● **What the task asks**
Keep images out and repeat all data exactly.

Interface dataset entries
================================

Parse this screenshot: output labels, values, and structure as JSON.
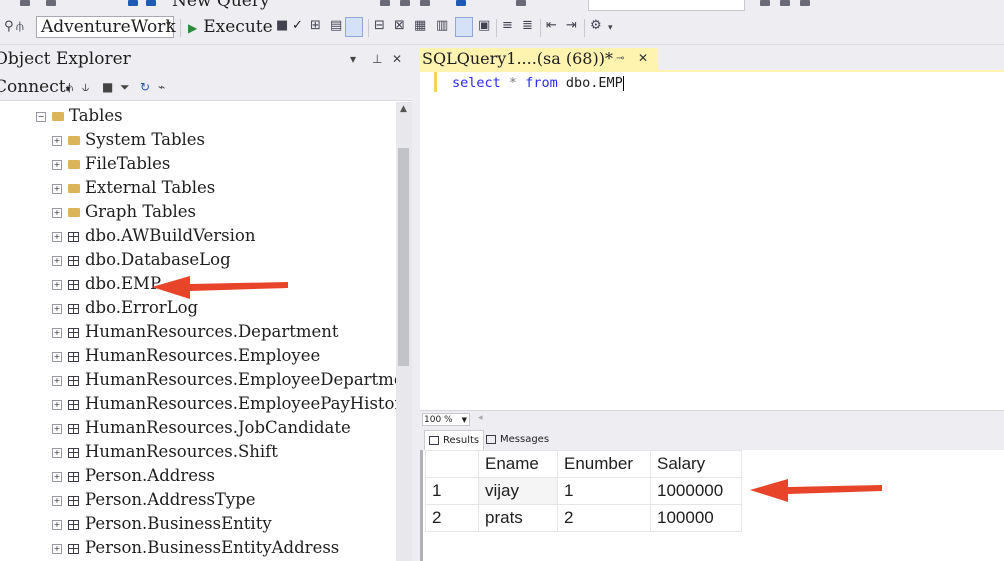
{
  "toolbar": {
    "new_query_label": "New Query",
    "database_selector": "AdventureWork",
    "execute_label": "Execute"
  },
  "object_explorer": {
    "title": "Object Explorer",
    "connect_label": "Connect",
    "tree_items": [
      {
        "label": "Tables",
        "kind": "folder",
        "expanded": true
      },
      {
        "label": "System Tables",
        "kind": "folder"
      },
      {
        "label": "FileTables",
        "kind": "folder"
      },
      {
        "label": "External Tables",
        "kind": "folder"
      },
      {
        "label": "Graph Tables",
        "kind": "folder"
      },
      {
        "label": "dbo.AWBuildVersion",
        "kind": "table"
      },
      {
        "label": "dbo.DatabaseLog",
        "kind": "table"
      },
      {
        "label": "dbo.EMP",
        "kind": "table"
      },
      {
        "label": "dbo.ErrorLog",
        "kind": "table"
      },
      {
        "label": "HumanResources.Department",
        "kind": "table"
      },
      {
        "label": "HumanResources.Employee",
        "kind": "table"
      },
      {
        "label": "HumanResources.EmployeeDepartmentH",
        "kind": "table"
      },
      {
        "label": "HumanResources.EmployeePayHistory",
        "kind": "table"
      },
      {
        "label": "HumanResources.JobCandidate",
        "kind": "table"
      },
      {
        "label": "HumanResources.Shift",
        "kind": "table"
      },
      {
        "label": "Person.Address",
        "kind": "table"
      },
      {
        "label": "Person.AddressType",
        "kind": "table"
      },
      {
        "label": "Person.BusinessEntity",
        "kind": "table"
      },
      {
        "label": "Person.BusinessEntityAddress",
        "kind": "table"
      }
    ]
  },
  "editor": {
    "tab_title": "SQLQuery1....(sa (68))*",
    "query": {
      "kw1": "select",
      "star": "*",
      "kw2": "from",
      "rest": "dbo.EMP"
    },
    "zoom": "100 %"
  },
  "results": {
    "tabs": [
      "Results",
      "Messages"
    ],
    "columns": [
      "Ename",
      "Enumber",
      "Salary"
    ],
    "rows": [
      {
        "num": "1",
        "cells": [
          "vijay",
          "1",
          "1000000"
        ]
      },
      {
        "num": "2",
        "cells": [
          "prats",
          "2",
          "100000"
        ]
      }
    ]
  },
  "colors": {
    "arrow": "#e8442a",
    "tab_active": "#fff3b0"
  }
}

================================

● **Output for this task**
Parse this screenshot: output labels, values, and structure as JSON.
{
  "toolbar": {
    "new_query_label": "New Query",
    "database_selector": "AdventureWork",
    "execute_label": "Execute"
  },
  "object_explorer": {
    "title": "Object Explorer",
    "connect_label": "Connect",
    "tree_items": [
      {
        "label": "Tables",
        "kind": "folder",
        "expanded": true
      },
      {
        "label": "System Tables",
        "kind": "folder"
      },
      {
        "label": "FileTables",
        "kind": "folder"
      },
      {
        "label": "External Tables",
        "kind": "folder"
      },
      {
        "label": "Graph Tables",
        "kind": "folder"
      },
      {
        "label": "dbo.AWBuildVersion",
        "kind": "table"
      },
      {
        "label": "dbo.DatabaseLog",
        "kind": "table"
      },
      {
        "label": "dbo.EMP",
        "kind": "table"
      },
      {
        "label": "dbo.ErrorLog",
        "kind": "table"
      },
      {
        "label": "HumanResources.Department",
        "kind": "table"
      },
      {
        "label": "HumanResources.Employee",
        "kind": "table"
      },
      {
        "label": "HumanResources.EmployeeDepartmentH",
        "kind": "table"
      },
      {
        "label": "HumanResources.EmployeePayHistory",
        "kind": "table"
      },
      {
        "label": "HumanResources.JobCandidate",
        "kind": "table"
      },
      {
        "label": "HumanResources.Shift",
        "kind": "table"
      },
      {
        "label": "Person.Address",
        "kind": "table"
      },
      {
        "label": "Person.AddressType",
        "kind": "table"
      },
      {
        "label": "Person.BusinessEntity",
        "kind": "table"
      },
      {
        "label": "Person.BusinessEntityAddress",
        "kind": "table"
      }
    ]
  },
  "editor": {
    "tab_title": "SQLQuery1....(sa (68))*",
    "query": {
      "kw1": "select",
      "star": "*",
      "kw2": "from",
      "rest": "dbo.EMP"
    },
    "zoom": "100 %"
  },
  "results": {
    "tabs": [
      "Results",
      "Messages"
    ],
    "columns": [
      "Ename",
      "Enumber",
      "Salary"
    ],
    "rows": [
      {
        "num": "1",
        "cells": [
          "vijay",
          "1",
          "1000000"
        ]
      },
      {
        "num": "2",
        "cells": [
          "prats",
          "2",
          "100000"
        ]
      }
    ]
  },
  "colors": {
    "arrow": "#e8442a",
    "tab_active": "#fff3b0"
  }
}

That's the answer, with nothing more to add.